Make us your home page

Today’s top headlines delivered to you daily.

(View our Privacy Policy)

Lower property values mean less money for New Port Richey

New Port Richey

Lower property values mean less city money

If the city keeps the same property tax rate next year, it expects to take a nearly $966,000 hit because of a reduction in property values. And that means cuts — greater than 10 percent — in personnel, programs and operating hours for the parks and recreation department and the library, according to a memo that City Manager Tom O'Neill sent to City Council. City officials base their calculations on new information from the Pasco County Appraiser's Office, which anticipates an 18.5 percent reduction in taxable values within the city. To keep the same level of revenue, the city would have to increase the millage rate from the current 6.6 mills to 8.1 mills, says finance director Rick Snyder. A mill is $1 of tax for every $1,000 in taxable property. Council members will take up the news at a work session scheduled for Tuesday, immediately following the 7 p.m. Community Redevelopment Agency's meeting. O'Neill said he'll be looking for direction on whether there are any services the city should consider reducing or eliminating. He'll also want to know whether the council wants to raise the tax rate. He said he'll use the feedback as administrators put together next year's proposed budget. The council meets at City Hall, 5919 Main St.

Pasco deaths

Detailed obituaries are published in Section B.

Lower property values mean less money for New Port Richey 02/06/09 [Last modified: Friday, February 6, 2009 9:52pm]
Photo reprints | Article reprints

© 2017 Tampa Bay Times


Join the discussion: Click to view comments, add yours

  1. Cue the Scott Frost to Nebraska speculation


    Nebraska shook up the college sports world Thursday afternoon when it fired athletic director Shawn Eichorst.

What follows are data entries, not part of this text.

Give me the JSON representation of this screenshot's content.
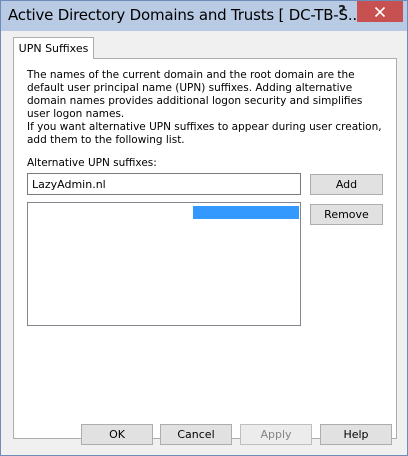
{
  "window": {
    "title": "Active Directory Domains and Trusts [ DC-TB-S...",
    "help_glyph": "?",
    "close_glyph": "✕"
  },
  "tab": {
    "label": "UPN Suffixes"
  },
  "content": {
    "description_1": "The names of the current domain and the root domain are the default user principal name (UPN) suffixes. Adding alternative domain names provides additional logon security and simplifies user logon names.",
    "description_2": "If you want alternative UPN suffixes to appear during user creation, add them to the following list.",
    "alt_label": "Alternative UPN suffixes:",
    "input_value": "LazyAdmin.nl",
    "add_label": "Add",
    "remove_label": "Remove"
  },
  "footer": {
    "ok_label": "OK",
    "cancel_label": "Cancel",
    "apply_label": "Apply",
    "help_label": "Help"
  },
  "colors": {
    "titlebar": "#b9cbe4",
    "close_button": "#c75050",
    "selection": "#3399ff"
  }
}
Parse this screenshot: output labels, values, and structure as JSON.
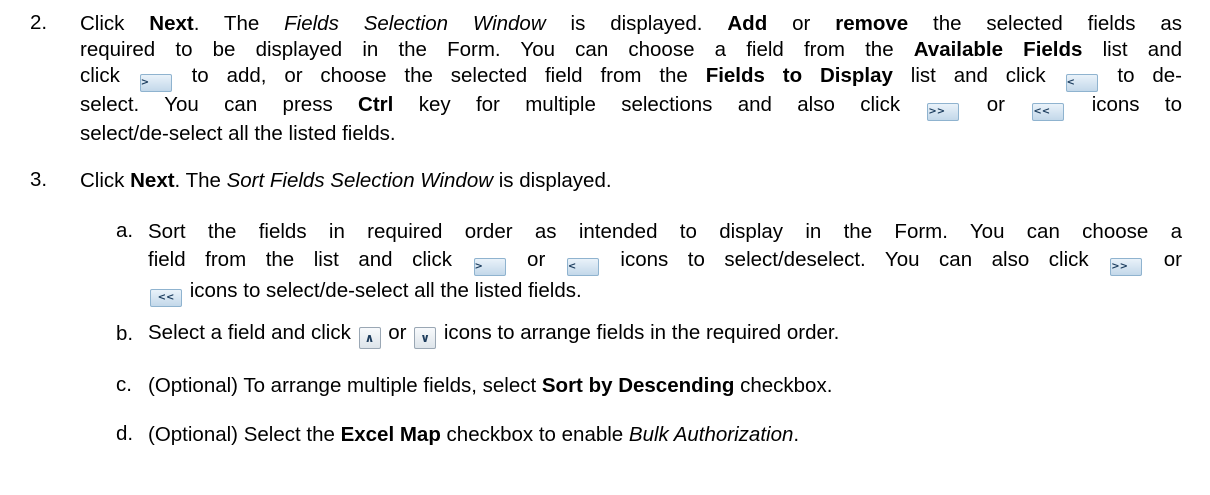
{
  "icons": {
    "add": ">",
    "remove": "<",
    "add_all": ">>",
    "remove_all": "<<",
    "move_up": "∧",
    "move_down": "∨"
  },
  "step2": {
    "number": "2.",
    "t1": "Click ",
    "b1": "Next",
    "t2": ". The ",
    "i1": "Fields Selection Window",
    "t3": " is displayed. ",
    "b2": "Add",
    "t4": " or ",
    "b3": "remove",
    "t5": " the selected fields as",
    "t6": "required to be displayed in the Form. You can choose a field from the ",
    "b4": "Available Fields",
    "t7": " list and",
    "t8": "click ",
    "t9": " to add, or choose the selected field from the ",
    "b5": "Fields to Display",
    "t10": " list and click ",
    "t11": " to de-",
    "t12": "select. You can press ",
    "b6": "Ctrl",
    "t13": " key for multiple selections and also click ",
    "t14": " or ",
    "t15": " icons to",
    "t16": "select/de-select all the listed fields."
  },
  "step3": {
    "number": "3.",
    "t1": "Click ",
    "b1": "Next",
    "t2": ". The ",
    "i1": "Sort Fields Selection Window",
    "t3": " is displayed."
  },
  "sub_a": {
    "letter": "a.",
    "t1": "Sort the fields in required order as intended to display in the Form. You can choose a",
    "t2": "field from the list and click ",
    "t3": " or ",
    "t4": " icons to select/deselect. You can also click ",
    "t5": " or",
    "t6": " icons to select/de-select all the listed fields."
  },
  "sub_b": {
    "letter": "b.",
    "t1": "Select a field and click ",
    "t2": " or ",
    "t3": " icons to arrange fields in the required order."
  },
  "sub_c": {
    "letter": "c.",
    "t1": "(Optional) To arrange multiple fields, select ",
    "b1": "Sort by Descending",
    "t2": " checkbox."
  },
  "sub_d": {
    "letter": "d.",
    "t1": "(Optional) Select the ",
    "b1": "Excel Map",
    "t2": " checkbox to enable ",
    "i1": "Bulk Authorization",
    "t3": "."
  }
}
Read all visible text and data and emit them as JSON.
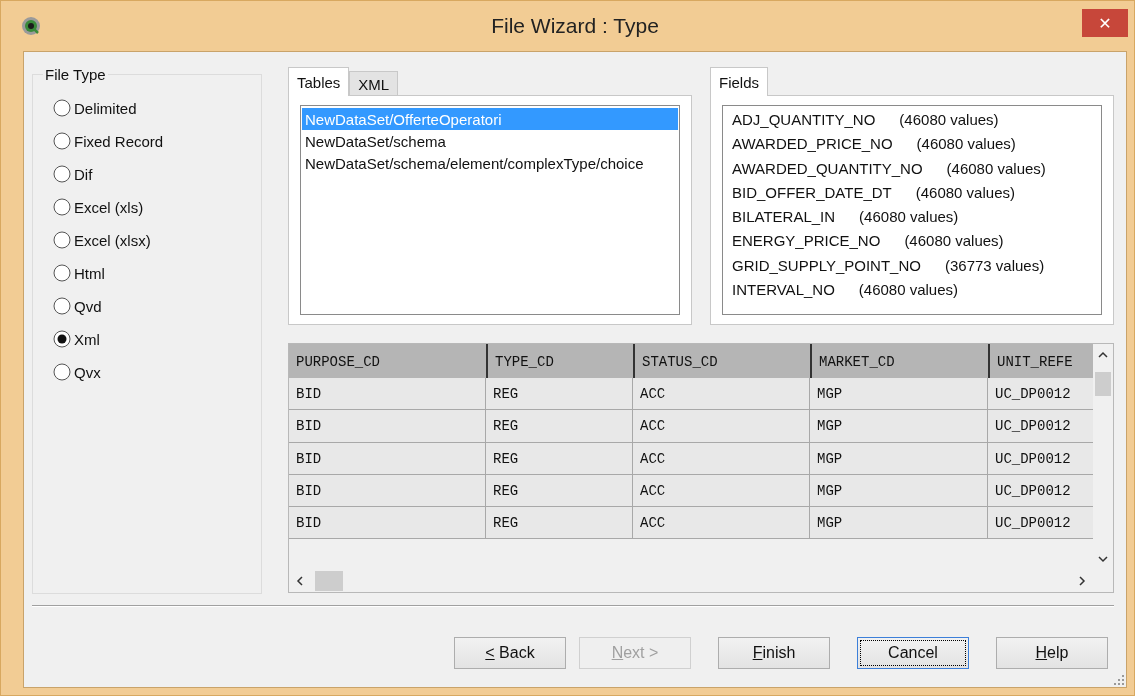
{
  "window": {
    "title": "File Wizard : Type",
    "close": "✕"
  },
  "file_type": {
    "label": "File Type",
    "options": [
      {
        "label": "Delimited",
        "selected": false
      },
      {
        "label": "Fixed Record",
        "selected": false
      },
      {
        "label": "Dif",
        "selected": false
      },
      {
        "label": "Excel (xls)",
        "selected": false
      },
      {
        "label": "Excel (xlsx)",
        "selected": false
      },
      {
        "label": "Html",
        "selected": false
      },
      {
        "label": "Qvd",
        "selected": false
      },
      {
        "label": "Xml",
        "selected": true
      },
      {
        "label": "Qvx",
        "selected": false
      }
    ]
  },
  "tables_tabs": [
    {
      "label": "Tables",
      "selected": true
    },
    {
      "label": "XML",
      "selected": false
    }
  ],
  "tables": [
    {
      "label": "NewDataSet/OfferteOperatori",
      "selected": true
    },
    {
      "label": "NewDataSet/schema",
      "selected": false
    },
    {
      "label": "NewDataSet/schema/element/complexType/choice",
      "selected": false
    }
  ],
  "fields_tab": {
    "label": "Fields",
    "selected": true
  },
  "fields": [
    {
      "name": "ADJ_QUANTITY_NO",
      "count": "(46080 values)"
    },
    {
      "name": "AWARDED_PRICE_NO",
      "count": "(46080 values)"
    },
    {
      "name": "AWARDED_QUANTITY_NO",
      "count": "(46080 values)"
    },
    {
      "name": "BID_OFFER_DATE_DT",
      "count": "(46080 values)"
    },
    {
      "name": "BILATERAL_IN",
      "count": "(46080 values)"
    },
    {
      "name": "ENERGY_PRICE_NO",
      "count": "(46080 values)"
    },
    {
      "name": "GRID_SUPPLY_POINT_NO",
      "count": "(36773 values)"
    },
    {
      "name": "INTERVAL_NO",
      "count": "(46080 values)"
    }
  ],
  "preview": {
    "columns": [
      "PURPOSE_CD",
      "TYPE_CD",
      "STATUS_CD",
      "MARKET_CD",
      "UNIT_REFE"
    ],
    "rows": [
      [
        "BID",
        "REG",
        "ACC",
        "MGP",
        "UC_DP0012"
      ],
      [
        "BID",
        "REG",
        "ACC",
        "MGP",
        "UC_DP0012"
      ],
      [
        "BID",
        "REG",
        "ACC",
        "MGP",
        "UC_DP0012"
      ],
      [
        "BID",
        "REG",
        "ACC",
        "MGP",
        "UC_DP0012"
      ],
      [
        "BID",
        "REG",
        "ACC",
        "MGP",
        "UC_DP0012"
      ]
    ]
  },
  "buttons": [
    {
      "label": "< Back",
      "mnemonic": true,
      "disabled": false,
      "focused": false
    },
    {
      "label": "Next >",
      "mnemonic": true,
      "disabled": true,
      "focused": false
    },
    {
      "label": "Finish",
      "mnemonic": true,
      "disabled": false,
      "focused": false
    },
    {
      "label": "Cancel",
      "mnemonic": false,
      "disabled": false,
      "focused": true
    },
    {
      "label": "Help",
      "mnemonic": true,
      "disabled": false,
      "focused": false
    }
  ]
}
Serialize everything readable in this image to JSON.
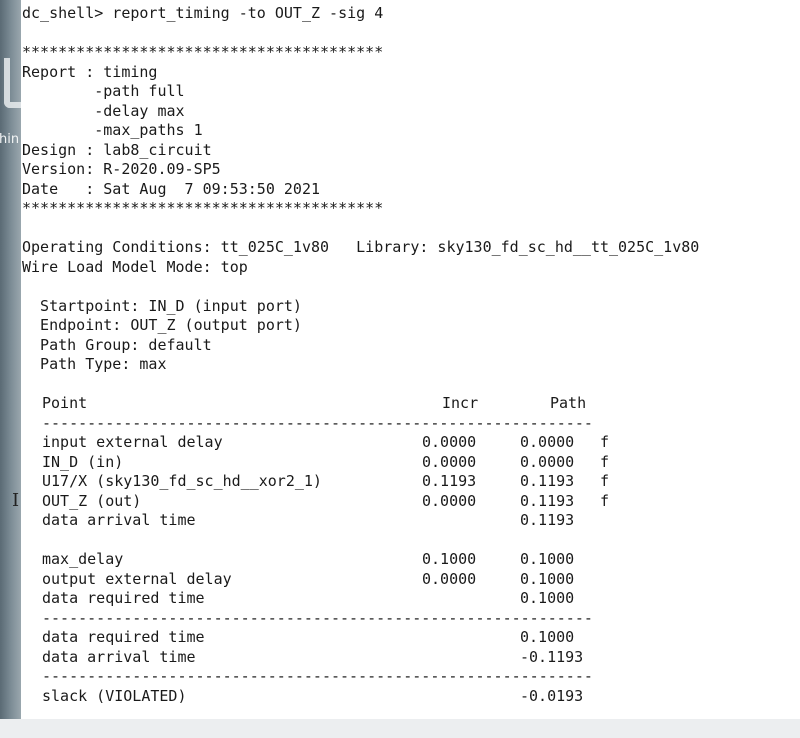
{
  "sidebar_text": "hin",
  "terminal": {
    "command": "dc_shell> report_timing -to OUT_Z -sig 4",
    "stars": "****************************************",
    "report_lines": [
      "Report : timing",
      "        -path full",
      "        -delay max",
      "        -max_paths 1",
      "Design : lab8_circuit",
      "Version: R-2020.09-SP5",
      "Date   : Sat Aug  7 09:53:50 2021"
    ],
    "operating_conditions": "Operating Conditions: tt_025C_1v80   Library: sky130_fd_sc_hd__tt_025C_1v80",
    "wire_load": "Wire Load Model Mode: top",
    "path_info": [
      "  Startpoint: IN_D (input port)",
      "  Endpoint: OUT_Z (output port)",
      "  Path Group: default",
      "  Path Type: max"
    ],
    "table_header": {
      "point": "Point",
      "incr": "Incr",
      "path": "Path"
    },
    "separator": "-------------------------------------------------------------",
    "arrival_rows": [
      {
        "point": "input external delay",
        "incr": "0.0000",
        "path": "0.0000",
        "flag": "f"
      },
      {
        "point": "IN_D (in)",
        "incr": "0.0000",
        "path": "0.0000",
        "flag": "f"
      },
      {
        "point": "U17/X (sky130_fd_sc_hd__xor2_1)",
        "incr": "0.1193",
        "path": "0.1193",
        "flag": "f"
      },
      {
        "point": "OUT_Z (out)",
        "incr": "0.0000",
        "path": "0.1193",
        "flag": "f"
      },
      {
        "point": "data arrival time",
        "incr": "",
        "path": "0.1193",
        "flag": ""
      }
    ],
    "required_rows": [
      {
        "point": "max_delay",
        "incr": "0.1000",
        "path": "0.1000",
        "flag": ""
      },
      {
        "point": "output external delay",
        "incr": "0.0000",
        "path": "0.1000",
        "flag": ""
      },
      {
        "point": "data required time",
        "incr": "",
        "path": "0.1000",
        "flag": ""
      }
    ],
    "summary_rows": [
      {
        "point": "data required time",
        "incr": "",
        "path": "0.1000",
        "flag": ""
      },
      {
        "point": "data arrival time",
        "incr": "",
        "path": "-0.1193",
        "flag": ""
      }
    ],
    "slack_row": {
      "point": "slack (VIOLATED)",
      "incr": "",
      "path": "-0.0193",
      "flag": ""
    }
  }
}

    And that should scare UCF fans.

  2. Oh, Florida! Irma's gone, but she left behind plenty of lessons for us


    I don't want to make light of the misery and death that Hurricane Irma inflicted on Florida this month. A lot of it was ugly, and some of it was downright criminal. We saw greed and pettiness on display, and it brought illness and death.

    Tampa Bay Times staff writer Craig Pittman.
  3. Make-A-Wish Foundation aims to help more kids in Tampa Bay


    The Make-A-Wish Foundation is on the lookout for sick children in the Tampa Bay area who need a once-in-a-lifetime pick-me-up.

    Grace Savage, a 10-year-old girl with a chromosomal disorder made a trek to the Clearwater Marine Aquarium last year, courtesy of the Make-A-Wish Foundation. The foundation intends to beef up its presence in the Tampa Bay area after a reorganization. The region is now the responsibility of the foundation's Southern Florida chapter, one of the most active in the country, with more than 11,000 wishes granted so far. [JIM DAMASKE   |   Times ]
  4. William March: Frank Reddick says all-white Tampa council possible


    A decline in the percentage of black voters in Tampa's only majority-black City Council district, District 5, has council member Frank Reddick worried.

    City Council member Frank Reddick said that if Tampa can't maintain African-American voter numbers, he could be the council's last African-American representative. [JAMES BORCHUK   |   Times (2016)]
  5. Florida hides details in nursing home reports. Federal agencies don't.


    TALLAHASSEE — Gov. Rick Scott widened his offensive Thursday against the Broward nursing home he blames for the deaths of 10 residents by setting up a tip line for information, but when it comes to access to the inspection reports of all nursing homes, the governor's administration has heavily censored what the …

    In the foreground is a document detailing the findings of a Feb. 2016 inspection at the Rehabilitation Center at Hollywood Hills obtained from a federal agency, the Center for Medicare and Medicaid Services. Behind it is the state?€™s version of the same document, from the Agency for Health Care Administration, showing how it has been redacted before being released to the public. [Miami Herald]